Given the mounting death toll from overdoses in the United States, the federal government — with its unique depth of knowledge and resources — has an important role to play in ensuring these funds are well spent. Federal efforts can help align various funding sources and better meet the needs of local communities. The federal government can and should work with states to identify resource gaps and facilitate data and community-driven decision-making.  

Recent media reports have included stories about spending on items only tangentially related to the issue of reducing overdose deaths or curbing opioid use disorder. In one Pennsylvania county, local officials bought stickers with settlement dollars. The stickers reminded retailers not to sell alcohol to people under the age of 21. An entire segment of Last Week Tonight with John Oliver highlighted other examples of spending with tenuous connections to the allowable uses of the settlement agreements, including spending for a law enforcement device used to restrain suspects.

Fortunately, in Pennsylvania and California, safeguards were put in place to prevent the use of settlement money. But these stories point to a bigger issue — the lack of local public health capacity to address substance use disorder. Some local government officials have even admitted that they lack a sufficient public health infrastructure or understanding of how to effectively spend the money. The federal government can help by building local public health capacity to improve spending practices.

While state attorneys general and the private attorneys who originally brought the cases against the opioid industry maintain they have put enough guardrails in place, others are skeptical. Attorneys in the opioid litigation sought to avoid a rerun of the budget raids that occurred in the wake of the tobacco master settlement agreement. In fact, just recently, the Arizona governor was sued by the attorney general of her own state, claiming that opioid settlement funds were being illegally spent to plug holes in the state’s budget.

Enforcement and watchdogs are important, but more needs to be done to maximize these dollars. Facilitating collaboration, sharing best practices, building local community capacity, and helping governments integrate settlement money into other ongoing funding sources are all sorely needed.  

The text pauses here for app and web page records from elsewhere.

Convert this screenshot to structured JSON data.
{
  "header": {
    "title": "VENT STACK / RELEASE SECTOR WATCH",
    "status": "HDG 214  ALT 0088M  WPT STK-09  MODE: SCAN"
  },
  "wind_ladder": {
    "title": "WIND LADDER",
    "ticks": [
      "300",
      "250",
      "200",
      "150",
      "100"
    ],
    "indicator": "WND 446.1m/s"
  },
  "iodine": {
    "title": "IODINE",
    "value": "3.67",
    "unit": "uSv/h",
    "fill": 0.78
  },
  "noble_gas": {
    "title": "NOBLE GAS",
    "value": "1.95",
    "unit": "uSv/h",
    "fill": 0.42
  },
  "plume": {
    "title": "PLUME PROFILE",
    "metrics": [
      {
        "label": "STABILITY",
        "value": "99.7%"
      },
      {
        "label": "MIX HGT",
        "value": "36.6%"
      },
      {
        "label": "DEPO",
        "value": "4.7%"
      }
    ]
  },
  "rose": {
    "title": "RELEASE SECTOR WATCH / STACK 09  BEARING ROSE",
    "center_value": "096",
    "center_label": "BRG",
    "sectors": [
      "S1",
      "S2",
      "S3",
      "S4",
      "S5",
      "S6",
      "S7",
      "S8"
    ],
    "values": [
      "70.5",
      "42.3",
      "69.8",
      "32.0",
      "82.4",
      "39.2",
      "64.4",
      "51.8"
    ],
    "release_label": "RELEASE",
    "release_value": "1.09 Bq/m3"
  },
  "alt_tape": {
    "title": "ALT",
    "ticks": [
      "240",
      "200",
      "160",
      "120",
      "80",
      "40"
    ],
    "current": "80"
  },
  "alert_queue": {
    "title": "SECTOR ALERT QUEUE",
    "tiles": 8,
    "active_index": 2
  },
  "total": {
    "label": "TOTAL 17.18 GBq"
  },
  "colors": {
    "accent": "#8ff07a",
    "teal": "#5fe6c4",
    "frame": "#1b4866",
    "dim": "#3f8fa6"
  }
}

The federal government did not play an active role in the multi-district litigation that resulted in the multi-billion-dollar settlement. In 2018, the Trump administration chose not to become a party to the litigation, leaving the litigation to state and local governments. But this does not preclude a role for the federal government in providing opportunities for learning collaboratives and building decision-making processes informed by local data and the needs of communities.

Some might argue that state and local governments, together with local communities, are best positioned to understand local needs. This is true. However, the federal government is uniquely positioned to play an important, ongoing role. In fact, once the Purdue bankruptcy settlement is approved, the federal government is poised to receive money from its civil and criminal settlement with Purdue and the family that owns the company, the Sacklers. Once the Purdue bankruptcy settlement is final, the money from the U.S. Department of Justice settlement is currently slated to be returned to the U.S. Department of Treasury’s general fund. Given the human cost of the overdose epidemic, taxpayers would be better served by having this money dedicated to abating the opioid epidemic, ensuring transparency, and matching and aligning all the streams of addiction funding to save lives.

Some state and local government officials will agree with the late President Reagan’s statement that the nine most terrifying words in the English language are: I’m from the government, and I’m here to help. But the fact remains that the federal government appropriates the majority of funds for the nation’s treatment and prevention programs and that the National Institute on Drug Abuse is the world’s largest funder of drug use and substance use disorder research. Nonprofit organizations and academic institutions have developed several quality resources to guide opioid litigation spending. But these efforts simply cannot match the federal government’s expansive resources.

In the face of an epidemic costing 100,000 lives every year, we need to get this right.

The survivors and their families are counting on us.

DISCLAIMER: The views and opinions expressed in this piece are those of the author and do not reflect the views of the O’Neill Institute.